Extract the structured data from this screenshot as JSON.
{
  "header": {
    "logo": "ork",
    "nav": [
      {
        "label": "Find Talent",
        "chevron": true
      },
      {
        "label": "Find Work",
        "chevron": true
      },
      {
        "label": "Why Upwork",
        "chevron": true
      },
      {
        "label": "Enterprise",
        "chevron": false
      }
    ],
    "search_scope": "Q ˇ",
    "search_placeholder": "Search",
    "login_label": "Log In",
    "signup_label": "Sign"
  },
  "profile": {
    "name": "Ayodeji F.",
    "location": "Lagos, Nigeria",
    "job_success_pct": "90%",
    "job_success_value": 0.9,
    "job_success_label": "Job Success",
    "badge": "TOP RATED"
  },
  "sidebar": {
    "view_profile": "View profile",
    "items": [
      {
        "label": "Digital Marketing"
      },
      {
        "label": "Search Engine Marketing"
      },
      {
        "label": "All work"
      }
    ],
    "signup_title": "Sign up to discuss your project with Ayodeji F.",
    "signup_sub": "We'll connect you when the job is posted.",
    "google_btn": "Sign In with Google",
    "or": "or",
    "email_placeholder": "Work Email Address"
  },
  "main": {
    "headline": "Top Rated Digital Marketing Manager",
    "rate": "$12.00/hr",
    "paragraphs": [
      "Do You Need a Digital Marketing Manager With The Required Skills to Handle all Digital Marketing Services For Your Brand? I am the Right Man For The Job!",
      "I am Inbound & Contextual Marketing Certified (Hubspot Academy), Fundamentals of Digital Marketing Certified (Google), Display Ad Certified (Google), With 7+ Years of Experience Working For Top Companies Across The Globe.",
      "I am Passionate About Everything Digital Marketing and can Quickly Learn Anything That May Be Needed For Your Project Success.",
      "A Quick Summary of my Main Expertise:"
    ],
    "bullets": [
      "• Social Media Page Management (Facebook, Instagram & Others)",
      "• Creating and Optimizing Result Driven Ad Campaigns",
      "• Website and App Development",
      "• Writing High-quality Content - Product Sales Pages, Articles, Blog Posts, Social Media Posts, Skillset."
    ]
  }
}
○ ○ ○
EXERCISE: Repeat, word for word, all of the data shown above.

OUTPUT BELOW:
Extract the structured data from this screenshot as JSON.
{
  "header": {
    "logo": "ork",
    "nav": [
      {
        "label": "Find Talent",
        "chevron": true
      },
      {
        "label": "Find Work",
        "chevron": true
      },
      {
        "label": "Why Upwork",
        "chevron": true
      },
      {
        "label": "Enterprise",
        "chevron": false
      }
    ],
    "search_scope": "Q ˇ",
    "search_placeholder": "Search",
    "login_label": "Log In",
    "signup_label": "Sign"
  },
  "profile": {
    "name": "Ayodeji F.",
    "location": "Lagos, Nigeria",
    "job_success_pct": "90%",
    "job_success_value": 0.9,
    "job_success_label": "Job Success",
    "badge": "TOP RATED"
  },
  "sidebar": {
    "view_profile": "View profile",
    "items": [
      {
        "label": "Digital Marketing"
      },
      {
        "label": "Search Engine Marketing"
      },
      {
        "label": "All work"
      }
    ],
    "signup_title": "Sign up to discuss your project with Ayodeji F.",
    "signup_sub": "We'll connect you when the job is posted.",
    "google_btn": "Sign In with Google",
    "or": "or",
    "email_placeholder": "Work Email Address"
  },
  "main": {
    "headline": "Top Rated Digital Marketing Manager",
    "rate": "$12.00/hr",
    "paragraphs": [
      "Do You Need a Digital Marketing Manager With The Required Skills to Handle all Digital Marketing Services For Your Brand? I am the Right Man For The Job!",
      "I am Inbound & Contextual Marketing Certified (Hubspot Academy), Fundamentals of Digital Marketing Certified (Google), Display Ad Certified (Google), With 7+ Years of Experience Working For Top Companies Across The Globe.",
      "I am Passionate About Everything Digital Marketing and can Quickly Learn Anything That May Be Needed For Your Project Success.",
      "A Quick Summary of my Main Expertise:"
    ],
    "bullets": [
      "• Social Media Page Management (Facebook, Instagram & Others)",
      "• Creating and Optimizing Result Driven Ad Campaigns",
      "• Website and App Development",
      "• Writing High-quality Content - Product Sales Pages, Articles, Blog Posts, Social Media Posts, Skillset."
    ]
  }
}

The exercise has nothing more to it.